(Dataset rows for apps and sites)

BEGIN

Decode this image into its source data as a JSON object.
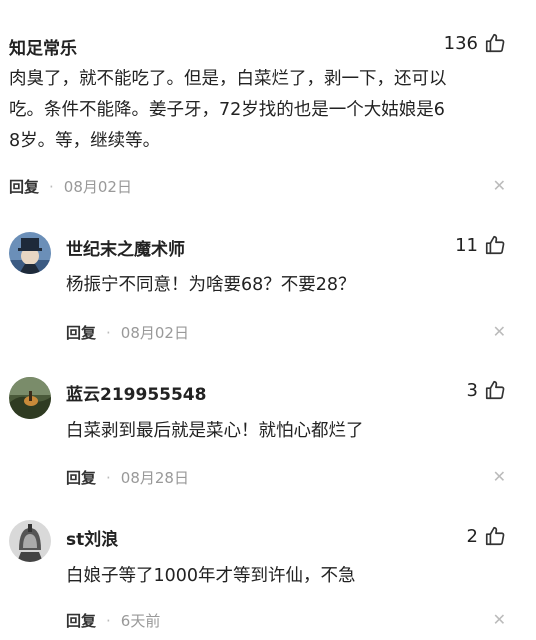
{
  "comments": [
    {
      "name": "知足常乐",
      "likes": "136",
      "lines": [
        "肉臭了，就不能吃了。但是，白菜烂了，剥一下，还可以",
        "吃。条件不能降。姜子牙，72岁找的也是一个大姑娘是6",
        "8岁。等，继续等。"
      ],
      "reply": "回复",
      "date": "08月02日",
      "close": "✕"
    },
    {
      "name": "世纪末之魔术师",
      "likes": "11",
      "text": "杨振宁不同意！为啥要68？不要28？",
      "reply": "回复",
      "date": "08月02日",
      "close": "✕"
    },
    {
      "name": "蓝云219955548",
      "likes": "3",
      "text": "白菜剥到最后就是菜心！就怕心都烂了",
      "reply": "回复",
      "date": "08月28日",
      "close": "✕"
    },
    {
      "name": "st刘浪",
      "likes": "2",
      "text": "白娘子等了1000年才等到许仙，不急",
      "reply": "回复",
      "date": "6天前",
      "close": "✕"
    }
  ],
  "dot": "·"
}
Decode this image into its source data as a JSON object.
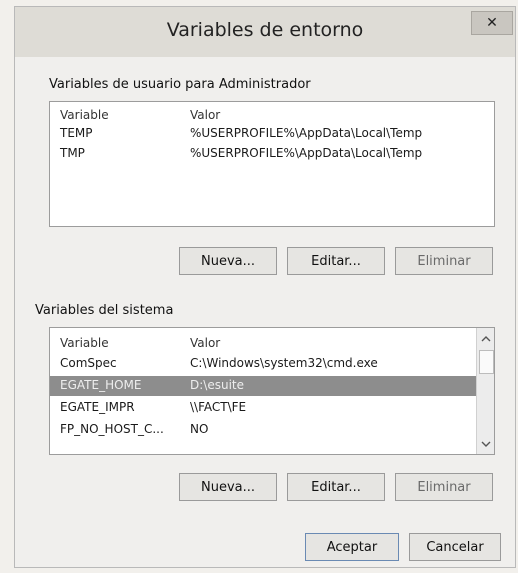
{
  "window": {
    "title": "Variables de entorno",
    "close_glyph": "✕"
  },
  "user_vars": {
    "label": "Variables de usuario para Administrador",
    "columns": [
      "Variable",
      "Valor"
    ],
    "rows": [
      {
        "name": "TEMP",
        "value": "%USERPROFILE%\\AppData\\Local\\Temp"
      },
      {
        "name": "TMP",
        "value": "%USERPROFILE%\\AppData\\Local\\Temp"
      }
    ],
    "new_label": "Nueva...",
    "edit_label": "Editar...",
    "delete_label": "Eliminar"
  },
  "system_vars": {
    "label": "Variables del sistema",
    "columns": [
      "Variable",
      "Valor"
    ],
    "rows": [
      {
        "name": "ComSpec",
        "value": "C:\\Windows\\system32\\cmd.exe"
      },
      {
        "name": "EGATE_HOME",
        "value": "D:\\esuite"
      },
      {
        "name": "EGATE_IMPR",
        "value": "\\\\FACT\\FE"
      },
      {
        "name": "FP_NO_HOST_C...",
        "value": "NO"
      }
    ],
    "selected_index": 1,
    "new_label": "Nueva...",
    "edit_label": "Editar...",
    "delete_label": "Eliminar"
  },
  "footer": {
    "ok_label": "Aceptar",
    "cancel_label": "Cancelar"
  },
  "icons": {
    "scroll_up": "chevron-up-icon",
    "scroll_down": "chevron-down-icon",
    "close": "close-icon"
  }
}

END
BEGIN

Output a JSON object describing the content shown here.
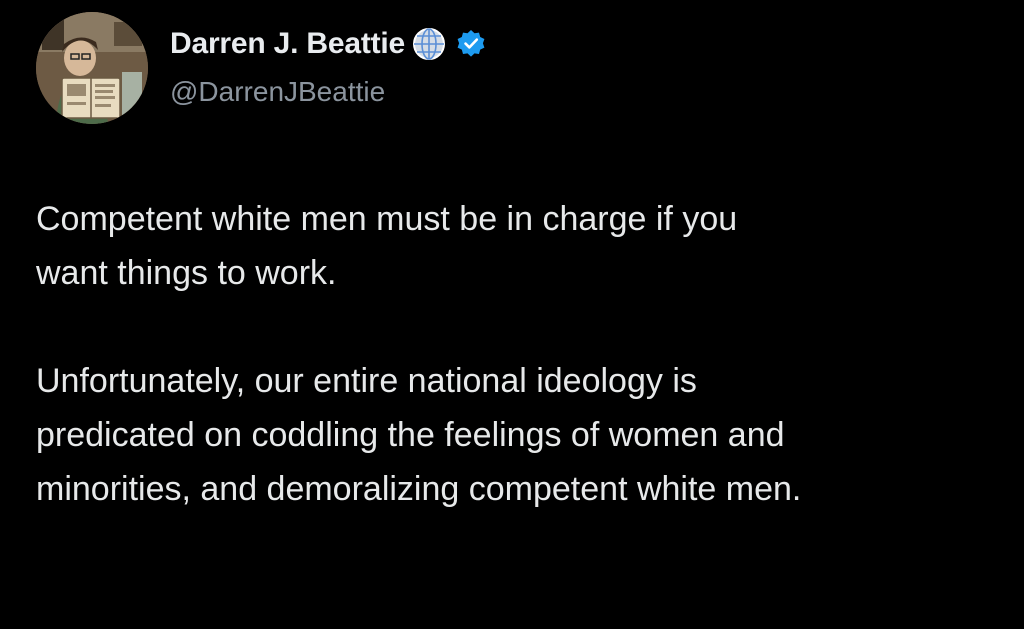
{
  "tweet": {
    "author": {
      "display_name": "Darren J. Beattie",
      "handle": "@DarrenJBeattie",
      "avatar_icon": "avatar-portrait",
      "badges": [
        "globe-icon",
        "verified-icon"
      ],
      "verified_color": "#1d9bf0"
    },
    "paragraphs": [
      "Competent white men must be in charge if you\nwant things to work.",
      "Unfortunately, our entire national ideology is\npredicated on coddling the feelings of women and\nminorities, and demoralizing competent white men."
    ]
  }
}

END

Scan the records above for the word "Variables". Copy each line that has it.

    "title": "Variables de entorno",
    "label": "Variables de usuario para Administrador",
    "label": "Variables del sistema",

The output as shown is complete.